[INFORMATION PROVIDED Boundary: Start]
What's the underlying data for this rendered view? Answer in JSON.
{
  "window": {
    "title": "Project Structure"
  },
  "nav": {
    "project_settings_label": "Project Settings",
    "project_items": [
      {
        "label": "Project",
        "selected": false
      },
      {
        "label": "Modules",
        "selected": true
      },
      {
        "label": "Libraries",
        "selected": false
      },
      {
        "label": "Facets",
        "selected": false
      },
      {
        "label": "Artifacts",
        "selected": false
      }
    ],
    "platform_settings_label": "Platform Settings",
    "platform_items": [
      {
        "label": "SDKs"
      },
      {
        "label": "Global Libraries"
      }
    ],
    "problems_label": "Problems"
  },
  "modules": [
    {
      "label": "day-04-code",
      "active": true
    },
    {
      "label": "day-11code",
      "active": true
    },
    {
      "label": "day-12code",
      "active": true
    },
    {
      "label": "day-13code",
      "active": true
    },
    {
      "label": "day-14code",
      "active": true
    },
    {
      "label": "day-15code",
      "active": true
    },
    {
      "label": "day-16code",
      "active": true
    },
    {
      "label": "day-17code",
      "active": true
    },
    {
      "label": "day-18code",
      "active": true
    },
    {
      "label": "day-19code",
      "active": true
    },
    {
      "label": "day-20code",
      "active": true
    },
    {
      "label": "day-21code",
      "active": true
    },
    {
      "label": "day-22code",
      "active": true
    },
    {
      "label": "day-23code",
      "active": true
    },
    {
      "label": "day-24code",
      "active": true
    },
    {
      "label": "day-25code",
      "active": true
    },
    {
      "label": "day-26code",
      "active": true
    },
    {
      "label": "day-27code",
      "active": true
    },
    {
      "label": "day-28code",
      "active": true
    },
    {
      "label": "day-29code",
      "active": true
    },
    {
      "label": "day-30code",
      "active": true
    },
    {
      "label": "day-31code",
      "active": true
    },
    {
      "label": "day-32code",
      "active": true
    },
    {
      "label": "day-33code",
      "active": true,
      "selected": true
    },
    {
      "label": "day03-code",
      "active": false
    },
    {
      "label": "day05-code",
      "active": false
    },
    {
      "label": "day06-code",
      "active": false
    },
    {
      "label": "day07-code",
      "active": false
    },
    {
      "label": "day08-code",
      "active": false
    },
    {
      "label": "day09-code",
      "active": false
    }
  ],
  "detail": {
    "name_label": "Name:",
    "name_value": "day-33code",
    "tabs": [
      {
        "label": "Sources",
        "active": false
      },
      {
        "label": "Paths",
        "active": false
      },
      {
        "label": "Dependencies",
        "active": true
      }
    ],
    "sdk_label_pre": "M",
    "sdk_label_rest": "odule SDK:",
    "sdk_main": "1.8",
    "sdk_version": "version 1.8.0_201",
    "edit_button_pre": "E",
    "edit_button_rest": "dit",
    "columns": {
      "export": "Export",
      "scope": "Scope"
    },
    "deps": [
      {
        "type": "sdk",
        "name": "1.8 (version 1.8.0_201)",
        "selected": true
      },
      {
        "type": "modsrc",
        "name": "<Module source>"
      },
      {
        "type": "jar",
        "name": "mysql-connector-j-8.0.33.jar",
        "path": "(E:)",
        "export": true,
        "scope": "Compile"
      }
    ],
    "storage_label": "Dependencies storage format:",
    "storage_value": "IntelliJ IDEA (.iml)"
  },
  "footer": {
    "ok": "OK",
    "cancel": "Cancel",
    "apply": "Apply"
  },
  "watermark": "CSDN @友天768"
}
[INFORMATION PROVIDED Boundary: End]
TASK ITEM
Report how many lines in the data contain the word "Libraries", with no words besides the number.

YOUR RESPONSE
2